Almsgiving also involves participating in acts of justice and mercy. Perhaps you'd like to take up a simple practice of creation care, such as composting or reducing single-use plastics.


Or consider learning about an issue of injustice from a perspective outside your own, and using this season as an invitation to listen, learn, lament, and pray. Every year just before Lent, Black History Month provides an opportunity to learn from the Black experience in America. Within our province, this event on March 2 featuring multiethnic experiences in the church will provide another opportunity to listen, learn, and engage; it's open to all and hosted by the Next Generation Leadership Initiative, one of our outreach partners.


Finally, you may want to consider learning more about pervasive problem of abuse in the church and how we can reform and renew our churches. I highly recommend this video from a recent online event that Katie and I attended with Esau McCaulley and Rachael Denhollander, which I wrote about in an earlier letter (content warning: abuse).
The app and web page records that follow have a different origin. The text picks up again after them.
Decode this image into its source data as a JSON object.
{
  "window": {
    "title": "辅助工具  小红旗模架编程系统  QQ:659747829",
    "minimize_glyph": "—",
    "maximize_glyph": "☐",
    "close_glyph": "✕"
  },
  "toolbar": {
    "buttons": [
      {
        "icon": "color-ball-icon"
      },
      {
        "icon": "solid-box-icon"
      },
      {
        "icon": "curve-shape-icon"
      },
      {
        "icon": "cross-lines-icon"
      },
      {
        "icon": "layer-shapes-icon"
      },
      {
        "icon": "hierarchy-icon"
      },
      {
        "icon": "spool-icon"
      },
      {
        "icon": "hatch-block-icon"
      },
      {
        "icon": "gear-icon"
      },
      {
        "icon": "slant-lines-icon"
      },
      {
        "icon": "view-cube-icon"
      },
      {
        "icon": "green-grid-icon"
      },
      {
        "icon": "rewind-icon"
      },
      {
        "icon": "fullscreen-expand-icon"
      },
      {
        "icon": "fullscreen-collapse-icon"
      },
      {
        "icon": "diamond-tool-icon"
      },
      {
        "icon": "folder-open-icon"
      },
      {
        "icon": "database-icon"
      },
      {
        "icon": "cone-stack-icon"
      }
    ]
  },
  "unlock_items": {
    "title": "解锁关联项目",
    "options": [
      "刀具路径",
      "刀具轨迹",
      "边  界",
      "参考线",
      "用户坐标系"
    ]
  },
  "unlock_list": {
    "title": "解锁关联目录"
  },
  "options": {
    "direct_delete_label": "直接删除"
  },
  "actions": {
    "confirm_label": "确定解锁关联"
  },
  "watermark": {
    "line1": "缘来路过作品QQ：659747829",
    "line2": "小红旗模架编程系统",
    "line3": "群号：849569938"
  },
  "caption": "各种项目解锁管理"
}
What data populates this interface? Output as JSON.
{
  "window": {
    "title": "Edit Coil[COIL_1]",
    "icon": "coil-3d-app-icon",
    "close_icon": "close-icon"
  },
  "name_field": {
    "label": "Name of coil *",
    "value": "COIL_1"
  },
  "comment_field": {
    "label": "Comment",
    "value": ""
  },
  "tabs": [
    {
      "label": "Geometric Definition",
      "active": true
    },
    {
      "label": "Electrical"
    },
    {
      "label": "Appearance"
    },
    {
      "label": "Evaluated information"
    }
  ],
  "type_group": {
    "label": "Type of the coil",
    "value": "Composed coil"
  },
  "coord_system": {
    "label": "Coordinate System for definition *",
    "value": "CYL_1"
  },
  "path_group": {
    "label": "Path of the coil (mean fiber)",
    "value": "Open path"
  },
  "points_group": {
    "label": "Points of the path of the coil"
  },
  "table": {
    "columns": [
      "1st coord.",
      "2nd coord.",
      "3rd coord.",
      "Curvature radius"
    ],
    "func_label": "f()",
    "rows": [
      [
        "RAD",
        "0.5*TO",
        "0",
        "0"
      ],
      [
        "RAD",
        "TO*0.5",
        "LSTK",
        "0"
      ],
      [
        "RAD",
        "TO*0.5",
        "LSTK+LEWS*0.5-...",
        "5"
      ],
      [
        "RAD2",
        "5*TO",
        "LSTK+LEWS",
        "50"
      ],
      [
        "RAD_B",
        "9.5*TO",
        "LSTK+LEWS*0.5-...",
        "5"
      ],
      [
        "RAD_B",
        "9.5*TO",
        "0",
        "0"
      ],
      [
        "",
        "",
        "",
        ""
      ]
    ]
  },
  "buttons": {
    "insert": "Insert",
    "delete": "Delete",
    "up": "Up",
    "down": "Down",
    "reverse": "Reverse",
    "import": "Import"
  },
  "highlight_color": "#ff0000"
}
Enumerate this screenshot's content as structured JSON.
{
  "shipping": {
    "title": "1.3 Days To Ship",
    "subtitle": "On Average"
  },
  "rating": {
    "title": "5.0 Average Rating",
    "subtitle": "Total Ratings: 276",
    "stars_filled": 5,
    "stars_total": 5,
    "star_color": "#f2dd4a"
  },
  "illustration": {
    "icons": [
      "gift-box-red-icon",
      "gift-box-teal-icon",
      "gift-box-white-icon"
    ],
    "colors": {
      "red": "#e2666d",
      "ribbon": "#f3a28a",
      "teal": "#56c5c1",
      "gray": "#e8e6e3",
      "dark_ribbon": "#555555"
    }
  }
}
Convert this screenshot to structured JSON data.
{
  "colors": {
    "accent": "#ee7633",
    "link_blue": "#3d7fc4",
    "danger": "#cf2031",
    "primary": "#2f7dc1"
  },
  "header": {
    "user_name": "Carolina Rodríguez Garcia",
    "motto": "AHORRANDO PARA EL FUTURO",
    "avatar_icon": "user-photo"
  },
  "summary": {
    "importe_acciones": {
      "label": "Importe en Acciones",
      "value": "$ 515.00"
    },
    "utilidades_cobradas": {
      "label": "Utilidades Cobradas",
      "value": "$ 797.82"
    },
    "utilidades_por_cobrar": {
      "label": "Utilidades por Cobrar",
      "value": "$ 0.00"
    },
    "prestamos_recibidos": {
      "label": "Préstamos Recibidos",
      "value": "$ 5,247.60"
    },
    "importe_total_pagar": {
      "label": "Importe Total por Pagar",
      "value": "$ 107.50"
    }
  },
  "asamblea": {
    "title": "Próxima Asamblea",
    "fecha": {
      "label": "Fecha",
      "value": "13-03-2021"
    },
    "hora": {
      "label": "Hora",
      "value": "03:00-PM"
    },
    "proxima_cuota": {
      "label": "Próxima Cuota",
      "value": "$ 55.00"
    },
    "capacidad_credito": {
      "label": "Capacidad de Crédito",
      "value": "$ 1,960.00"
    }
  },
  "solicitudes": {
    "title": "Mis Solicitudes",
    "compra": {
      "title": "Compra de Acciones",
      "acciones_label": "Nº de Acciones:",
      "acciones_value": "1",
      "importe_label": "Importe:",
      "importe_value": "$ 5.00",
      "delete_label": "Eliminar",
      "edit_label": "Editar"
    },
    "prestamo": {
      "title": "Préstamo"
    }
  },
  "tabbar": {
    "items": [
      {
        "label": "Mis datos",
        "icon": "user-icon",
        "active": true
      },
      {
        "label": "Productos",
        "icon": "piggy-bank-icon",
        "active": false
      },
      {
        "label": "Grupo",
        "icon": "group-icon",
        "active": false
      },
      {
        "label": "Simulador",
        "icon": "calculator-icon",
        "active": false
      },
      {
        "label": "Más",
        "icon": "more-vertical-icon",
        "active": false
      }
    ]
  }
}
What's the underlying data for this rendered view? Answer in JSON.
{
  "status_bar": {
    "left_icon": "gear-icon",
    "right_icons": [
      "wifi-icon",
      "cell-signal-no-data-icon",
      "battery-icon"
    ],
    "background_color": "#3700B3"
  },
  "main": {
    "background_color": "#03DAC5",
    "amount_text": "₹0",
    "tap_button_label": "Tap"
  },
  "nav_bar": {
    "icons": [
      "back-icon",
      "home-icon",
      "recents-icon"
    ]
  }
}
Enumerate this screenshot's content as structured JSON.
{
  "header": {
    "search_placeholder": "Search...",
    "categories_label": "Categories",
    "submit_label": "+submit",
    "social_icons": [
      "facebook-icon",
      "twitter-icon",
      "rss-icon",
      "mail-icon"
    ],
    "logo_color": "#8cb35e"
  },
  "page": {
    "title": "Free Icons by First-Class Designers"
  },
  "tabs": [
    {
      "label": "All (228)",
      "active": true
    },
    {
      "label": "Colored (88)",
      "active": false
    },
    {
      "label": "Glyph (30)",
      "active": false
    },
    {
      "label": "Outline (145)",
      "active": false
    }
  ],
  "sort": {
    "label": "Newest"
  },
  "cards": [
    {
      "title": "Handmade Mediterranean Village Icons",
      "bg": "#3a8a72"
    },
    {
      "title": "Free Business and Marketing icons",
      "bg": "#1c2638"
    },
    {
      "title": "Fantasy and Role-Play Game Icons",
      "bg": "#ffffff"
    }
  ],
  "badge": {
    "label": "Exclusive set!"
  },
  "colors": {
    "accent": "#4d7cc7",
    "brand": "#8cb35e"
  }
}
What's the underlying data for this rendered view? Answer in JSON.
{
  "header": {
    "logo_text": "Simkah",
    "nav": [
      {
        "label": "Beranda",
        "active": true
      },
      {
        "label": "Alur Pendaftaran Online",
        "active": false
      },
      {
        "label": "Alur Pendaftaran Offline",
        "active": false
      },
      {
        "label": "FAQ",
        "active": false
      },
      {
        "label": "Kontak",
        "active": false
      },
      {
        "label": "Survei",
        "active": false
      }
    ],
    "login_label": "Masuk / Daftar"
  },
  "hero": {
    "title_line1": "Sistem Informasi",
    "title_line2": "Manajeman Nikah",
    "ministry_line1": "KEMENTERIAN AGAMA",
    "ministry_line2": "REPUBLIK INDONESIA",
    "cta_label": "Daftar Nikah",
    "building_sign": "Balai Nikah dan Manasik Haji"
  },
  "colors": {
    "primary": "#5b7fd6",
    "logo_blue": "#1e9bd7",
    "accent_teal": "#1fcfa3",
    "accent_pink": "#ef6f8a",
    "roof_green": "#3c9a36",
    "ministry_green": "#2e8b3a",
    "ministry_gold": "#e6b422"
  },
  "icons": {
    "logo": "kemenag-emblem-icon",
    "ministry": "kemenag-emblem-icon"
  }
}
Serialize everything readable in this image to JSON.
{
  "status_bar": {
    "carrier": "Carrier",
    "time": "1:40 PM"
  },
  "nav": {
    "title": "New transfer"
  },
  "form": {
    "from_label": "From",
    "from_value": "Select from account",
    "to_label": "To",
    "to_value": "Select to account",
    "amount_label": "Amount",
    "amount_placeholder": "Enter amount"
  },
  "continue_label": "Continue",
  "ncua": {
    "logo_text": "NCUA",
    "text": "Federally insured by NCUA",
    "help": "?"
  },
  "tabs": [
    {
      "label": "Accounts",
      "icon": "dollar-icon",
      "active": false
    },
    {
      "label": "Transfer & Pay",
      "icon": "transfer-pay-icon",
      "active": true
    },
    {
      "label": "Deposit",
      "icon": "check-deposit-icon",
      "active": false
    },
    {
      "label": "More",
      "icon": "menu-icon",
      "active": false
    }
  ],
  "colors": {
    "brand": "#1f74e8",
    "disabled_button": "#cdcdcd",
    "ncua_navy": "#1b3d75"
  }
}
In all of these areas and many, many more, we participate in the compassion of Jesus that moves us beyond ourselves and into the world's need.


Katie adds:

"Through alms-giving, we turn towards others in service. The word alms comes from the Greek word for mercy. And so alms-giving is a participation in the love and mercy of God. Consequently, the season of Lent invites us to be consciously generous with our time, talents, and belonging, but it also asks us to consider whether we are being generous out of our love for others or for other reasons. And when we sense that we are not being merciful for the right reasons, then that is an invitation for us to turn to God and to ask him to transform our hearts so that his love can flow through us through our acts of mercy.


And perhaps in this season, consider other options for extending God’s mercy to others. Perhaps you could use this season to concentrate on caring for the patch of creation that God has entrusted into our care for the sake of everyone’s flourishing. Or think about ways you can act as agent for God’s justice in this season. Here’s a good resource for thinking of both of those things together: Sacred and Desecrated: Forty Days with Wendell Berry


And finally, here’s a resource for busy parents who want to observe a Holy Lent without feeling like a failure or overburdened. Actually, perhaps most of us should check this book out: A Busy Parent’s Guide to a Meaningful Lent by Maria Morrow."


***


See you on Ash Wednesday at Greenbrier Baptist: 7:30am (Ashes only; no Eucharist) or 7:30pm (Ashes and Eucharist). We'll look and listen for God together this Lent.


With love,

Amy

Comments


bottom of page